◆ **What this task involves**
Set every entry down again, unchanged, picture-free.

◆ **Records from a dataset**
=== Begin Enclosure ===
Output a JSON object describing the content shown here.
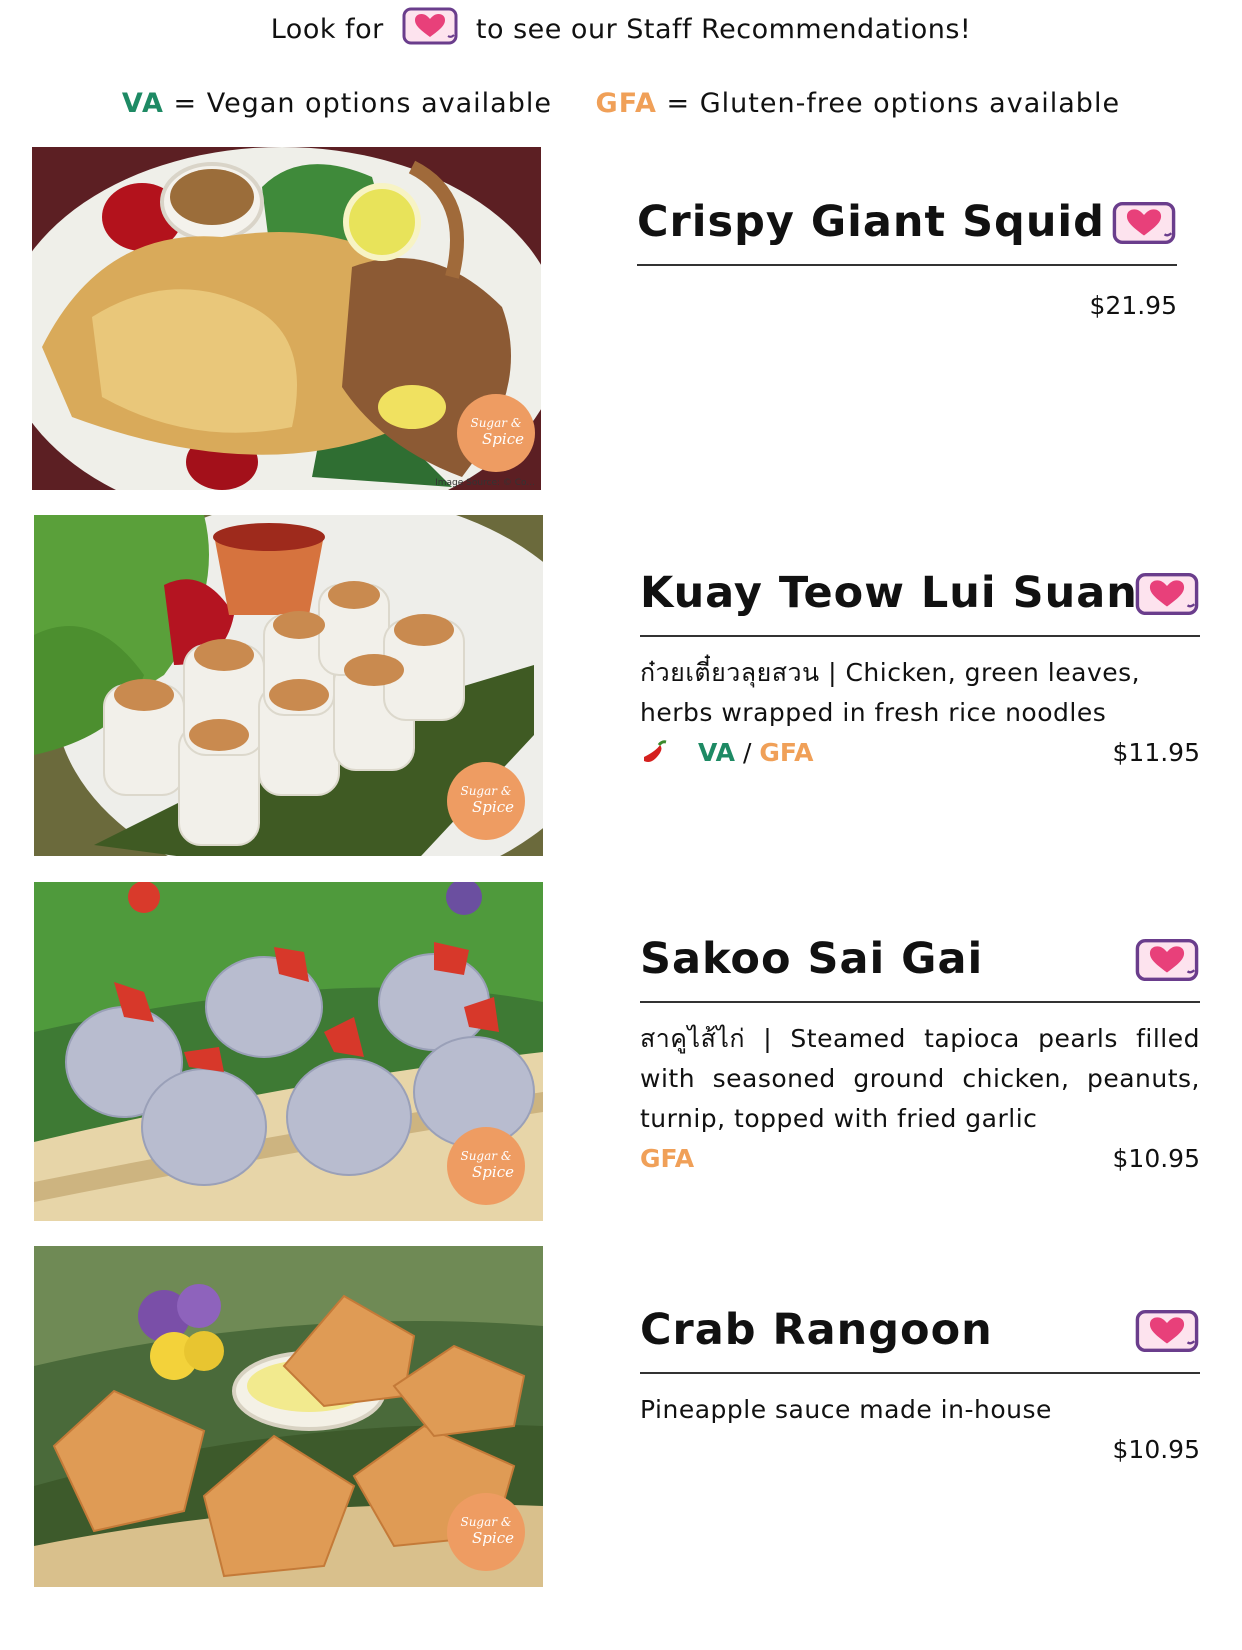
{
  "header": {
    "line_before": "Look for",
    "line_after": "to see our Staff Recommendations!",
    "legend_va_code": "VA",
    "legend_va_text": "= Vegan options available",
    "legend_gfa_code": "GFA",
    "legend_gfa_text": "= Gluten-free options available"
  },
  "colors": {
    "va": "#1e8a64",
    "gfa": "#f0a058",
    "heart": "#e8407a",
    "badge_border": "#6a3d8c",
    "logo": "#ee9c62"
  },
  "logo": {
    "line1": "Sugar &",
    "line2": "Spice"
  },
  "photo_credit": "Image Source: © Co...",
  "items": [
    {
      "name": "Crispy Giant Squid",
      "thai": "",
      "description": "",
      "tags": [],
      "price": "$21.95",
      "staff_pick": true
    },
    {
      "name": "Kuay Teow Lui Suan",
      "thai": "ก๋วยเตี๋ยวลุยสวน",
      "description": "ก๋วยเตี๋ยวลุยสวน | Chicken, green leaves, herbs wrapped in fresh rice noodles",
      "spicy": true,
      "tag_va": "VA",
      "tag_sep": "/",
      "tag_gfa": "GFA",
      "price": "$11.95",
      "staff_pick": true
    },
    {
      "name": "Sakoo Sai Gai",
      "description": "สาคูไส้ไก่ | Steamed tapioca pearls filled with seasoned ground chicken, peanuts, turnip, topped with fried garlic",
      "tag_gfa": "GFA",
      "price": "$10.95",
      "staff_pick": true
    },
    {
      "name": "Crab Rangoon",
      "description": "Pineapple sauce made in-house",
      "price": "$10.95",
      "staff_pick": true
    }
  ]
}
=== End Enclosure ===
◆ **Task output**
Output a JSON object describing the content shown here.
{
  "header": {
    "line_before": "Look for",
    "line_after": "to see our Staff Recommendations!",
    "legend_va_code": "VA",
    "legend_va_text": "= Vegan options available",
    "legend_gfa_code": "GFA",
    "legend_gfa_text": "= Gluten-free options available"
  },
  "colors": {
    "va": "#1e8a64",
    "gfa": "#f0a058",
    "heart": "#e8407a",
    "badge_border": "#6a3d8c",
    "logo": "#ee9c62"
  },
  "logo": {
    "line1": "Sugar &",
    "line2": "Spice"
  },
  "photo_credit": "Image Source: © Co...",
  "items": [
    {
      "name": "Crispy Giant Squid",
      "thai": "",
      "description": "",
      "tags": [],
      "price": "$21.95",
      "staff_pick": true
    },
    {
      "name": "Kuay Teow Lui Suan",
      "thai": "ก๋วยเตี๋ยวลุยสวน",
      "description": "ก๋วยเตี๋ยวลุยสวน | Chicken, green leaves, herbs wrapped in fresh rice noodles",
      "spicy": true,
      "tag_va": "VA",
      "tag_sep": "/",
      "tag_gfa": "GFA",
      "price": "$11.95",
      "staff_pick": true
    },
    {
      "name": "Sakoo Sai Gai",
      "description": "สาคูไส้ไก่ | Steamed tapioca pearls filled with seasoned ground chicken, peanuts, turnip, topped with fried garlic",
      "tag_gfa": "GFA",
      "price": "$10.95",
      "staff_pick": true
    },
    {
      "name": "Crab Rangoon",
      "description": "Pineapple sauce made in-house",
      "price": "$10.95",
      "staff_pick": true
    }
  ]
}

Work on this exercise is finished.